group of undergraduates at Simmons who looked
at every problem as an opportunity to demonstrate
creativity and leadership.

Two individuals had career discussion/ resume
reviews that resonated.  As a presenter/consultant
at these kinds of events one does not really know
the impact on the students.  However, this blog
may be a way of ‘connecting the wires to complete
a circuit’ for some.  One person (graduating in < 1
year) really did not have a sense for what she
wanted to do next.  She came in and viewed
what was on the board–
(SEE COMMENTS FOR DETAIL SUMMARY)

information about how to figure out what you want to
do with your degree 

Where people go with a chemistry degree

Information about salaries

A second person came all the way from outside
Cleveland OH to attend.  She plans to graduate
in about a year and seeks a summer internship
in formulations  She wanted her resume reviewed.
So we spoke about ways, referring to a resume
contents outline
, to organizing her public relations
document.  Then we spoke about other elements
that will be needed to land a rewarding internship
including: (SEE COMMENTS)

references

resources

1 comment
11/01/08
Careers in Chemistry.
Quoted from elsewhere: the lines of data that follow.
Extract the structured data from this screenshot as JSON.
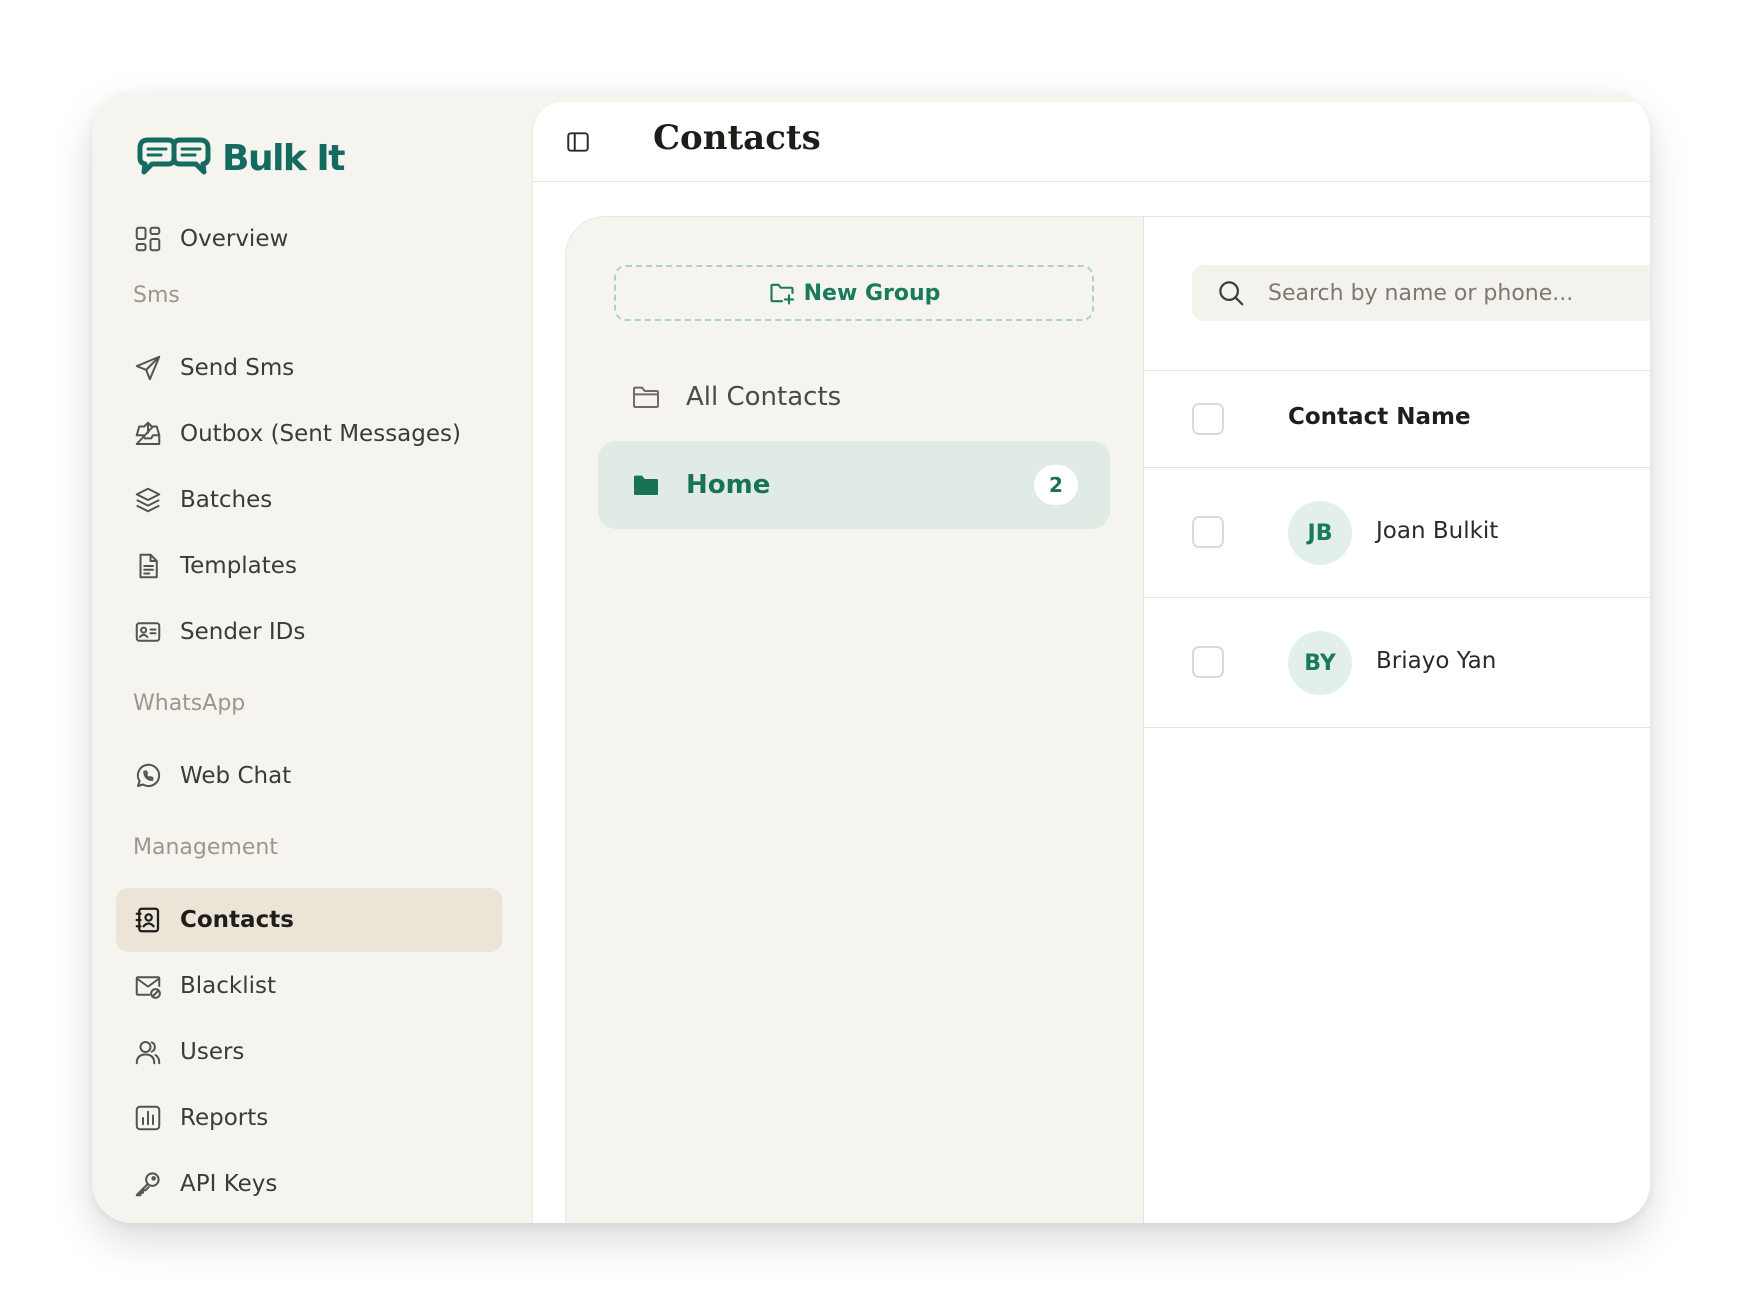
{
  "brand": {
    "name": "Bulk It"
  },
  "sidebar": {
    "overview": "Overview",
    "sections": {
      "sms": "Sms",
      "whatsapp": "WhatsApp",
      "management": "Management"
    },
    "items": {
      "send_sms": "Send Sms",
      "outbox": "Outbox (Sent Messages)",
      "batches": "Batches",
      "templates": "Templates",
      "sender_ids": "Sender IDs",
      "web_chat": "Web Chat",
      "contacts": "Contacts",
      "blacklist": "Blacklist",
      "users": "Users",
      "reports": "Reports",
      "api_keys": "API Keys"
    },
    "active": "contacts"
  },
  "header": {
    "title": "Contacts"
  },
  "groups": {
    "new_group_label": "New Group",
    "items": [
      {
        "label": "All Contacts",
        "count": null,
        "active": false
      },
      {
        "label": "Home",
        "count": "2",
        "active": true
      }
    ]
  },
  "search": {
    "placeholder": "Search by name or phone..."
  },
  "table": {
    "columns": {
      "name": "Contact Name"
    },
    "rows": [
      {
        "initials": "JB",
        "name": "Joan Bulkit"
      },
      {
        "initials": "BY",
        "name": "Briayo Yan"
      }
    ]
  },
  "colors": {
    "brand": "#156b60",
    "accent": "#197353",
    "sidebar_bg": "#f5f4ef",
    "active_nav": "#ebe4d7",
    "active_group": "#dfebe4"
  }
}
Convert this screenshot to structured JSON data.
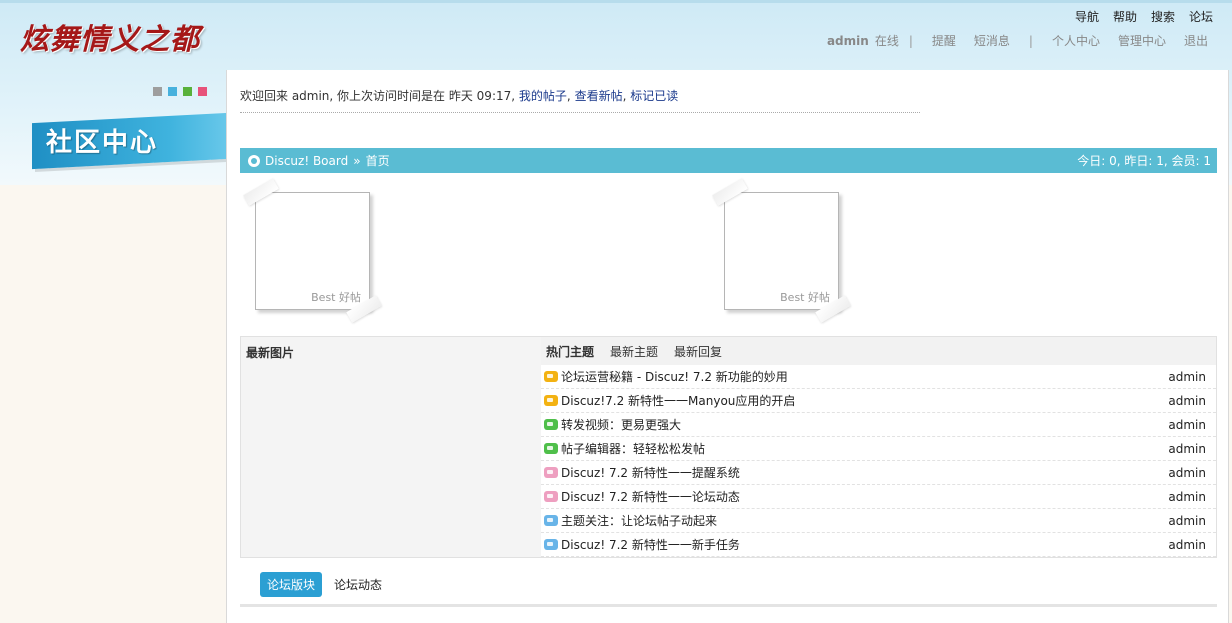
{
  "logo": {
    "text": "炫舞情义之都"
  },
  "top_nav": [
    {
      "label": "导航"
    },
    {
      "label": "帮助"
    },
    {
      "label": "搜索"
    },
    {
      "label": "论坛"
    }
  ],
  "user_bar": {
    "username": "admin",
    "status": "在线",
    "links": [
      "提醒",
      "短消息",
      "个人中心",
      "管理中心",
      "退出"
    ]
  },
  "side": {
    "title": "社区中心",
    "square_colors": [
      "#9e9e9e",
      "#47b1dd",
      "#58b13b",
      "#e7527a"
    ]
  },
  "welcome": {
    "text": "欢迎回来 admin, 你上次访问时间是在 昨天 09:17,",
    "links": [
      "我的帖子",
      "查看新帖",
      "标记已读"
    ]
  },
  "breadcrumb": {
    "site": "Discuz! Board",
    "separator": "»",
    "page": "首页",
    "stats": "今日: 0, 昨日: 1, 会员: 1"
  },
  "best_cards": [
    {
      "label": "Best 好帖"
    },
    {
      "label": "Best 好帖"
    }
  ],
  "latest_pics": {
    "title": "最新图片"
  },
  "topic_tabs": [
    {
      "label": "热门主题",
      "active": true
    },
    {
      "label": "最新主题",
      "active": false
    },
    {
      "label": "最新回复",
      "active": false
    }
  ],
  "topics": [
    {
      "title": "论坛运营秘籍 - Discuz! 7.2 新功能的妙用",
      "author": "admin",
      "icon_color": "#f3b212"
    },
    {
      "title": "Discuz!7.2 新特性一一Manyou应用的开启",
      "author": "admin",
      "icon_color": "#f3b212"
    },
    {
      "title": "转发视频：更易更强大",
      "author": "admin",
      "icon_color": "#4fbf4a"
    },
    {
      "title": "帖子编辑器：轻轻松松发帖",
      "author": "admin",
      "icon_color": "#4fbf4a"
    },
    {
      "title": "Discuz! 7.2 新特性一一提醒系统",
      "author": "admin",
      "icon_color": "#ee9fc0"
    },
    {
      "title": "Discuz! 7.2 新特性一一论坛动态",
      "author": "admin",
      "icon_color": "#ee9fc0"
    },
    {
      "title": "主题关注：让论坛帖子动起来",
      "author": "admin",
      "icon_color": "#68b4e8"
    },
    {
      "title": "Discuz! 7.2 新特性一一新手任务",
      "author": "admin",
      "icon_color": "#68b4e8"
    }
  ],
  "bottom_tabs": [
    {
      "label": "论坛版块",
      "active": true
    },
    {
      "label": "论坛动态",
      "active": false
    }
  ]
}
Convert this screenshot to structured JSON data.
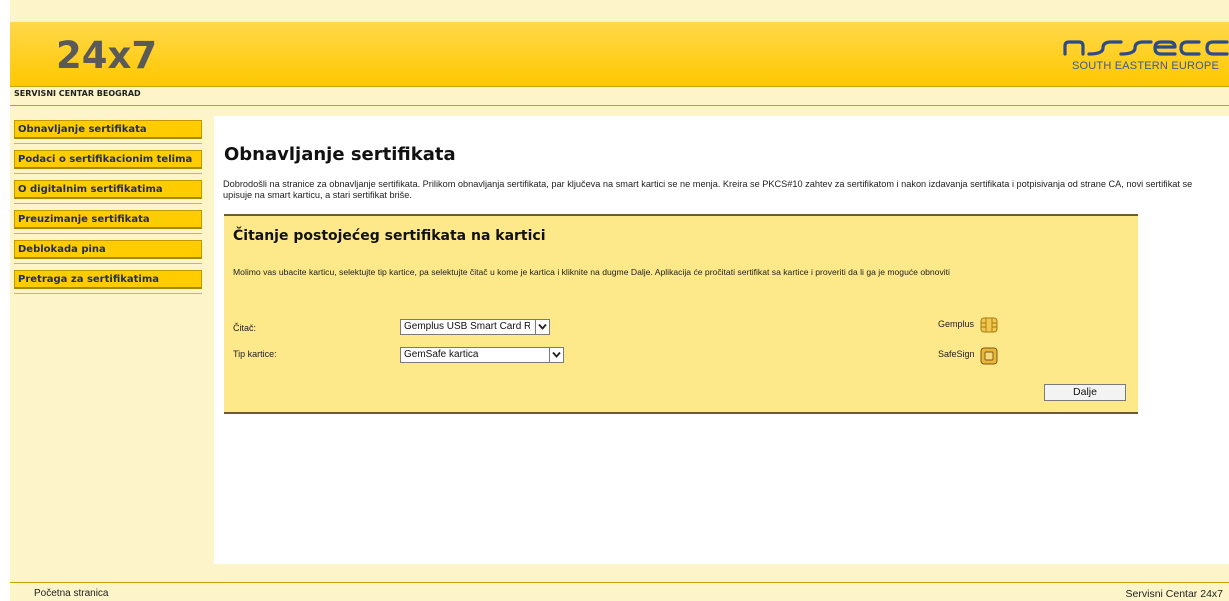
{
  "header": {
    "logo_text": "24x7",
    "brand_name": "asseco",
    "brand_sub": "SOUTH EASTERN EUROPE",
    "subtitle": "SERVISNI CENTAR BEOGRAD"
  },
  "sidebar": {
    "items": [
      {
        "label": "Obnavljanje sertifikata"
      },
      {
        "label": "Podaci o sertifikacionim telima"
      },
      {
        "label": "O digitalnim sertifikatima"
      },
      {
        "label": "Preuzimanje sertifikata"
      },
      {
        "label": "Deblokada pina"
      },
      {
        "label": "Pretraga za sertifikatima"
      }
    ]
  },
  "main": {
    "title": "Obnavljanje sertifikata",
    "intro": "Dobrodošli na stranice za obnavljanje sertifikata. Prilikom obnavljanja sertifikata, par ključeva na smart kartici se ne menja. Kreira se PKCS#10 zahtev za sertifikatom i nakon izdavanja sertifikata i potpisivanja od strane CA, novi sertifikat se upisuje na smart karticu, a stari sertifikat briše.",
    "box": {
      "title": "Čitanje postojećeg sertifikata na kartici",
      "text": "Molimo vas ubacite karticu, selektujte tip kartice, pa selektujte čitač u kome je kartica i kliknite na dugme Dalje. Aplikacija će pročitati sertifikat sa kartice i proveriti da li ga je moguće obnoviti",
      "reader_label": "Čitač:",
      "reader_value": "Gemplus USB Smart Card Reader",
      "card_type_label": "Tip kartice:",
      "card_type_value": "GemSafe kartica",
      "card_gemplus": "Gemplus",
      "card_safesign": "SafeSign",
      "next_button": "Dalje"
    }
  },
  "footer": {
    "left": "Početna stranica",
    "right": "Servisni Centar 24x7"
  },
  "colors": {
    "header_yellow": "#ffc800",
    "nav_yellow": "#ffcc00",
    "panel_yellow": "#fee98a",
    "page_bg": "#fdf5c9",
    "nav_text": "#1f2d66",
    "brand_blue": "#3a5998"
  },
  "icons": [
    "gemplus-chip-icon",
    "safesign-chip-icon",
    "chevron-down-icon"
  ]
}
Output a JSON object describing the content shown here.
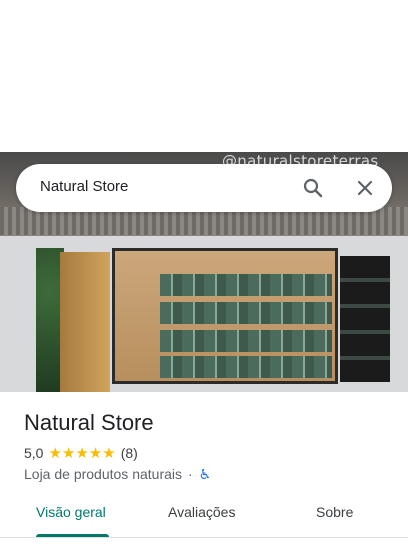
{
  "search": {
    "query": "Natural Store"
  },
  "hero": {
    "sign_text": "@naturalstoreterras"
  },
  "place": {
    "name": "Natural Store",
    "rating": "5,0",
    "stars": "★★★★★",
    "review_count": "(8)",
    "category": "Loja de produtos naturais",
    "separator": "·",
    "accessibility_icon": "♿"
  },
  "tabs": [
    {
      "label": "Visão geral",
      "active": true
    },
    {
      "label": "Avaliações",
      "active": false
    },
    {
      "label": "Sobre",
      "active": false
    }
  ],
  "colors": {
    "accent": "#00796b",
    "stars": "#fbbc04",
    "accessibility": "#1a73e8"
  }
}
Future Trends 12. Science of Molecules that do no harm
Filed under: Position Searching, Mentoring, Mature professionals, Technicians, Observ. Trends
Posted by: site admin @ 4:13 pm

Mark it down!  It will not be enough for chemists
to know nomenclature, structures, synthesis,
reactions, analysis, analytical tools and processing.
They will also need to understand toxicology
and mechanisms of harm, as well.

This is a forecast John Warner cast to 60
undergraduates today at Simmons College
as he told them that this is an “exciting time to be
a chemist.”  Your skills will be essential as we
redesign products and processes that are
benign to organisms and the environment.

He advised that we are constantly surprised
how we find out about unrelated hazards with
unintented consequences because we have not
incorporated molecules that do not harm into
our processes and products.

Certainly most have heard of the Green Chemistry
Institute, various awards, and new publications.
Still most graduates do not receive basic
instruction in toxicology and mechanisms of
harm.  This should be a “critical building block”
in chemical curricula.

comments (0)